⟨

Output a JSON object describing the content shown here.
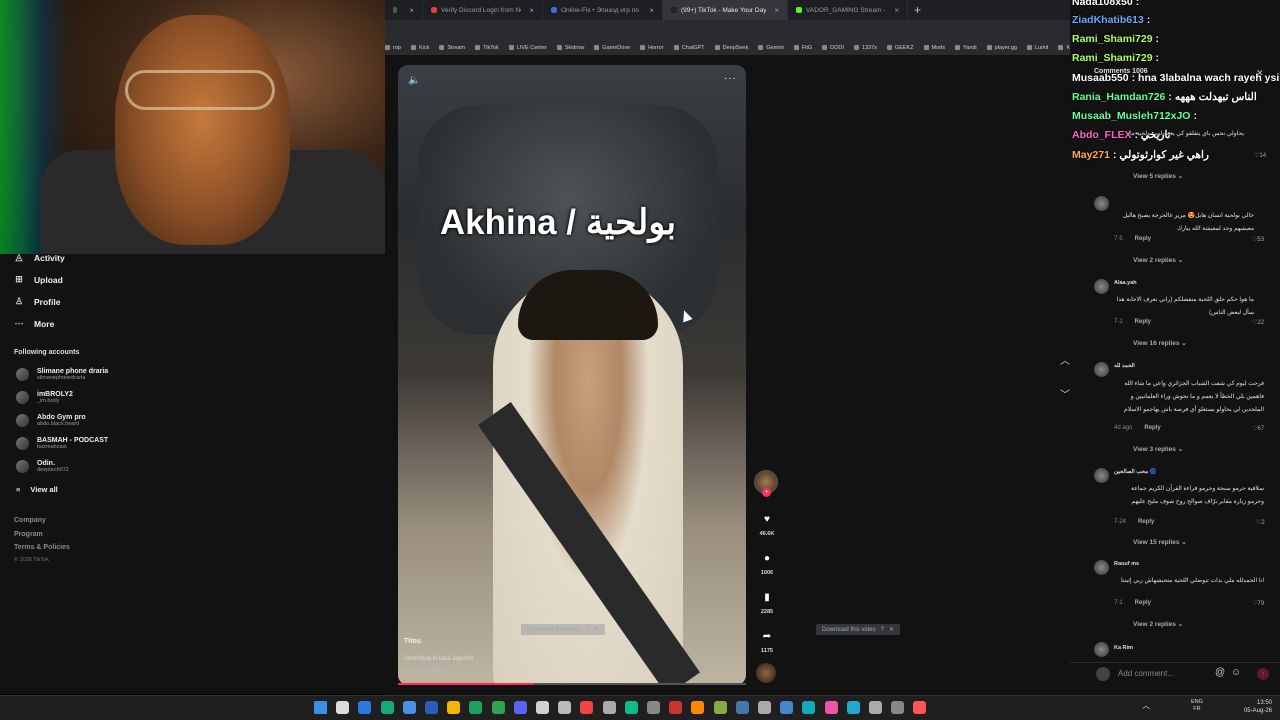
{
  "browser": {
    "tabs": [
      {
        "label": "2639)",
        "color": "#555",
        "active": false
      },
      {
        "label": "Verify Discord Login from New Lo",
        "color": "#e03c3c",
        "active": false
      },
      {
        "label": "Online-Fix • Эпизод игр по сети",
        "color": "#3a6ad4",
        "active": false
      },
      {
        "label": "(99+) TikTok - Make Your Day",
        "color": "#222",
        "active": true
      },
      {
        "label": "VADOR_GAMING Stream - W",
        "color": "#53fc18",
        "active": false
      }
    ],
    "new_tab": "+",
    "bookmarks": [
      "rop",
      "Kick",
      "Stream",
      "TikTok",
      "LIVE Center",
      "Skidrow",
      "GameDrive",
      "Horror",
      "ChatGPT",
      "DeepSeek",
      "Gemini",
      "FitG",
      "DODI",
      "1337x",
      "GEEKZ",
      "Mods",
      "Yandi",
      "player.gg",
      "Lurkit",
      "Keymailer",
      "creators.gg"
    ]
  },
  "sidebar": {
    "nav": [
      {
        "label": "Activity",
        "icon": "bell-icon"
      },
      {
        "label": "Upload",
        "icon": "plus-square-icon"
      },
      {
        "label": "Profile",
        "icon": "person-icon"
      },
      {
        "label": "More",
        "icon": "ellipsis-icon"
      }
    ],
    "following_title": "Following accounts",
    "accounts": [
      {
        "name": "Slimane phone draria",
        "user": "slimanephonedraria"
      },
      {
        "name": "imBROLY2",
        "user": "_im.broly"
      },
      {
        "name": "Abdo Gym pro",
        "user": "abdo.black.beard"
      },
      {
        "name": "BASMAH - PODCAST",
        "user": "basmahcast"
      },
      {
        "name": "Odin.",
        "user": "deeptech072"
      }
    ],
    "view_all": "View all",
    "footer": [
      "Company",
      "Program",
      "Terms & Policies"
    ],
    "copyright": "© 2026 TikTok"
  },
  "video": {
    "title": "Akhina / بولحية",
    "creator": "Titou",
    "caption": "Semholna ki rana 3aychin",
    "see_translation": "See translation",
    "progress": 0.39,
    "download_label": "Download this video",
    "likes": "46.6K",
    "comments": "1006",
    "saves": "2285",
    "shares": "1175"
  },
  "chat_overlay": [
    {
      "user": "Nada108x50",
      "msg": ":",
      "color": "#ffffff"
    },
    {
      "user": "ZiadKhatib613",
      "msg": ":",
      "color": "#6fa8ff"
    },
    {
      "user": "Rami_Shami729",
      "msg": ":",
      "color": "#aaff66"
    },
    {
      "user": "Rami_Shami729",
      "msg": ":",
      "color": "#aaff66"
    },
    {
      "user": "Musaab550",
      "msg": ": hna 3labalna wach rayeh ysir",
      "color": "#ffffff"
    },
    {
      "user": "Rania_Hamdan726",
      "msg": ": الناس تبهدلت هههه",
      "color": "#66ff99"
    },
    {
      "user": "Musaab_Musleh712xJO",
      "msg": ":",
      "color": "#66ff99"
    },
    {
      "user": "Abdo_FLEX",
      "msg": ": تاريخي",
      "color": "#ff66cc"
    },
    {
      "user": "May271",
      "msg": ": راهي غير كوارثوتولي",
      "color": "#ffaa44"
    }
  ],
  "comments_panel": {
    "header": "Comments 1006",
    "first_snippet": "يحاولي نحس باي يتقلقو كي يعطولهم بولحية ما",
    "first_likes": "14",
    "comments": [
      {
        "user": "",
        "text": "خالي بولحية انسان هايل😍 مزير غالحرجة يصبح هاليل معيشهم وجد لمعيشة الله يبارك",
        "date": "7-5",
        "likes": "53",
        "view_replies": "View 2 replies"
      },
      {
        "user": "Alaa.yah",
        "text": "ما هوا حكم حلق اللحية متفضلكم (راني نعرف الاجابة هذا سأل لبعض الناس)",
        "date": "7-1",
        "likes": "22",
        "view_replies": "View 16 replies"
      },
      {
        "user": "الحمد لله",
        "text": "فرحت ليوم كي شفت الشباب الجزائري واعي ما شاء الله فاهمين بلي الخطأ لا يعمم و ما نحوش وراء العلمانيين و الملحدين لي يحاولو يستغلو أي فرصة باش يهاجمو الاسلام",
        "date": "4d ago",
        "likes": "67",
        "view_replies": "View 3 replies"
      },
      {
        "user": "محب الصالحين 🌀",
        "text": "سلافية حرمو سبحة وحرمو قراءة القرآن الكريم جماعة وحرمو زيارة مقابر برّاف صوالح روح شوف مليح عليهم",
        "date": "7-24",
        "likes": "2",
        "view_replies": "View 15 replies"
      },
      {
        "user": "Raouf ms",
        "text": "انا الحمدلله ملي بدات تنوضلي اللحية متحبشهاش ربي إثبتنا",
        "date": "7-1",
        "likes": "79",
        "view_replies": "View 2 replies"
      },
      {
        "user": "Ka Rim",
        "text": "",
        "date": "",
        "likes": "",
        "view_replies": ""
      }
    ],
    "view_5_replies": "View 5 replies",
    "reply_label": "Reply",
    "add_comment_placeholder": "Add comment..."
  },
  "taskbar": {
    "lang": "ENG",
    "lang2": "FR",
    "time": "13:50",
    "date": "05-Aug-26"
  },
  "colors": {
    "accent": "#fe2c55",
    "bg": "#121212"
  }
}
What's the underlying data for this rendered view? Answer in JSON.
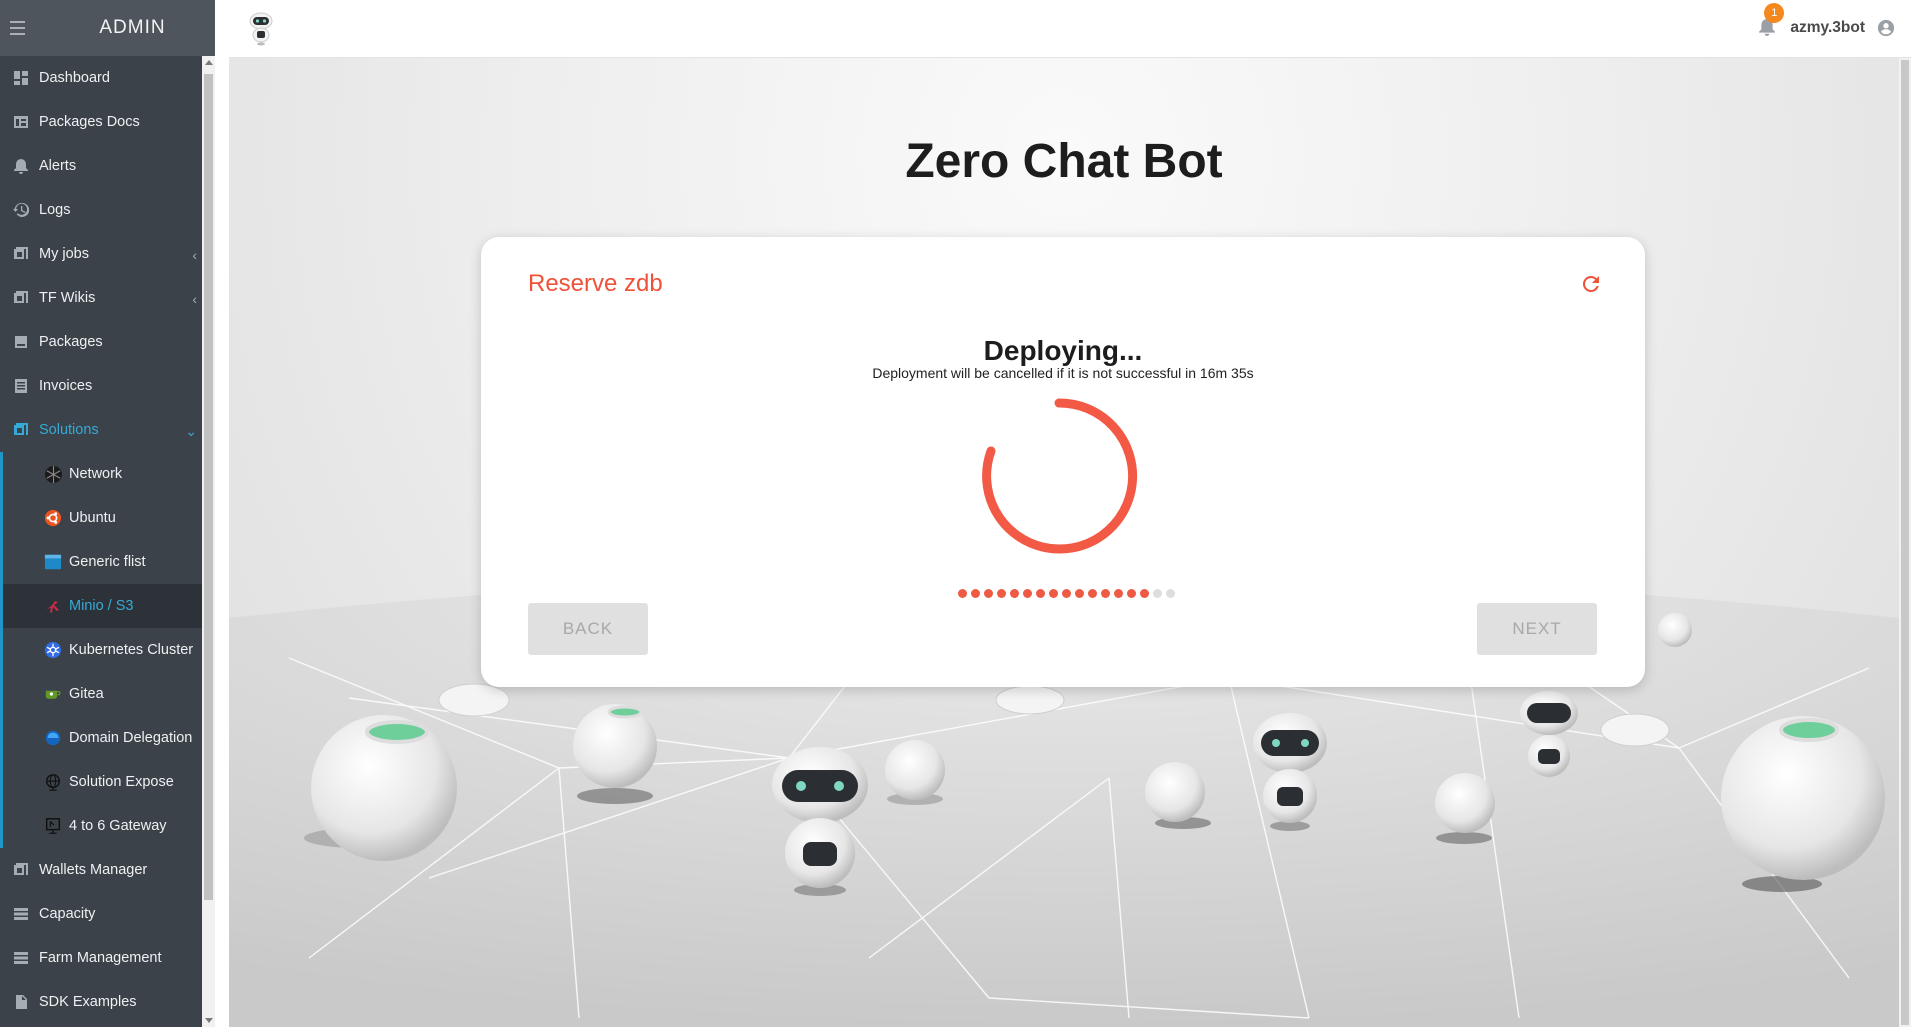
{
  "sidebar": {
    "title": "ADMIN",
    "items": [
      {
        "label": "Dashboard",
        "icon": "dashboard-icon"
      },
      {
        "label": "Packages Docs",
        "icon": "docs-icon"
      },
      {
        "label": "Alerts",
        "icon": "bell-icon"
      },
      {
        "label": "Logs",
        "icon": "history-icon"
      },
      {
        "label": "My jobs",
        "icon": "jobs-icon"
      },
      {
        "label": "TF Wikis",
        "icon": "wiki-icon"
      },
      {
        "label": "Packages",
        "icon": "package-icon"
      },
      {
        "label": "Invoices",
        "icon": "invoice-icon"
      },
      {
        "label": "Solutions",
        "icon": "solutions-icon"
      }
    ],
    "solutions": [
      {
        "label": "Network",
        "icon": "network-icon"
      },
      {
        "label": "Ubuntu",
        "icon": "ubuntu-icon"
      },
      {
        "label": "Generic flist",
        "icon": "flist-icon"
      },
      {
        "label": "Minio / S3",
        "icon": "minio-icon"
      },
      {
        "label": "Kubernetes Cluster",
        "icon": "kubernetes-icon"
      },
      {
        "label": "Gitea",
        "icon": "gitea-icon"
      },
      {
        "label": "Domain Delegation",
        "icon": "domain-icon"
      },
      {
        "label": "Solution Expose",
        "icon": "globe-icon"
      },
      {
        "label": "4 to 6 Gateway",
        "icon": "gateway-icon"
      }
    ],
    "bottom_items": [
      {
        "label": "Wallets Manager",
        "icon": "wallet-icon"
      },
      {
        "label": "Capacity",
        "icon": "capacity-icon"
      },
      {
        "label": "Farm Management",
        "icon": "farm-icon"
      },
      {
        "label": "SDK Examples",
        "icon": "sdk-icon"
      }
    ]
  },
  "topbar": {
    "notification_count": "1",
    "username": "azmy.3bot"
  },
  "main": {
    "title": "Zero Chat Bot",
    "card": {
      "title": "Reserve zdb",
      "status": "Deploying...",
      "message": "Deployment will be cancelled if it is not successful in 16m 35s",
      "progress": {
        "completed_steps": 15,
        "total_steps": 17
      },
      "back_label": "BACK",
      "next_label": "NEXT"
    }
  },
  "colors": {
    "accent": "#f05239",
    "sidebar_bg": "#3c4249",
    "sidebar_active": "#36a9d6"
  }
}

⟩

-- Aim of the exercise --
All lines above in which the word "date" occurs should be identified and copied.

-- Result --
        "date": "7-5",
        "date": "7-1",
        "date": "4d ago",
        "date": "7-24",
        "date": "7-1",
        "date": "",
    "date": "05-Aug-26"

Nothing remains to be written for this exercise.